Dixie dug up the dumps at Hjalmar Rutzebeck’s lakeside homestead and prospected at Porcupine and old cannery sites at Lutak and Pyramid Harbor. On a skiff trip to Pyramid Harbor, a bear threatened her and winds blew up that threatened to swamp her boat crossing Chilkat Inlet.

“My little sister Jennifer prayed all the way across the bay because it was so rough. Mom was scared, but she wouldn’t leave her bottles,” Svenson said.

The Youngs had a cabin at Mosquito Lake and another one further up the Chilkat for moose hunting. “They both loved adventure. They were go-go-go,” Svenson said.

They left Haines in 1971. “My dad was tired of shoveling snow. They were retired and they wanted to travel around. They were both rock hounds. They’d go anywhere they could to dig for rocks. But they mostly just liked to go wander.”

Friends this week remembered Dixie as a neat dresser who kept a big garden, including attractive flowers.

Mary Manuel knew Dixie Young through friendships of their respective children. She said Young was an impeccable housekeeper, but also good company. “Dixie’s house was absolutely spotless. Every surface was perfectly clean. I envied her ability to do that. She said (husband Harry) would check to make sure she dusted the bedsprings.”

The two rekindled their relationship when Young moved back here a few years ago, spending a year at Haines Senior Village. “She was a very pleasant person. She was a lot of fun to be with.”

During her second stay in Haines, Dixie went by “Kathleen,” her daughter said. “Everybody called her Dixie. Her father called her that, but she hated it. When she moved down south, she dropped Dixie.”

Young was preceded in death by sister Mildred Killion, husband Harry Young and by daughter Diane Hartnett.
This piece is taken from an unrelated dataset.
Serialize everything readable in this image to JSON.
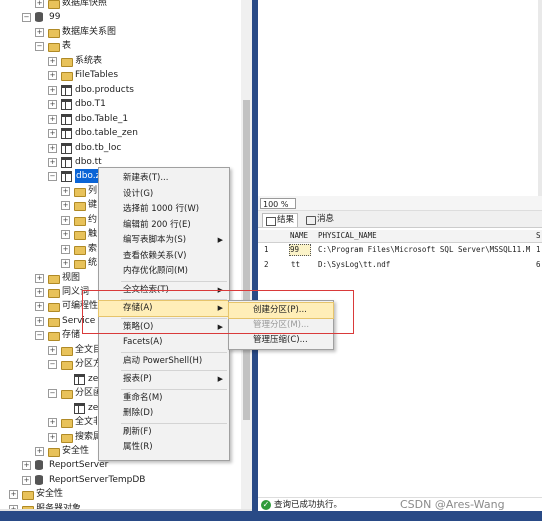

She is survived by son Jack Hartnett of Santa Rosa, Calif., by daughters Sharon Svenson of Haines and Jennifer Young of Anacortes, Wash., and by seven grandchildren.

No service is planned. Her ashes will be scattered in Haines and Anacortes.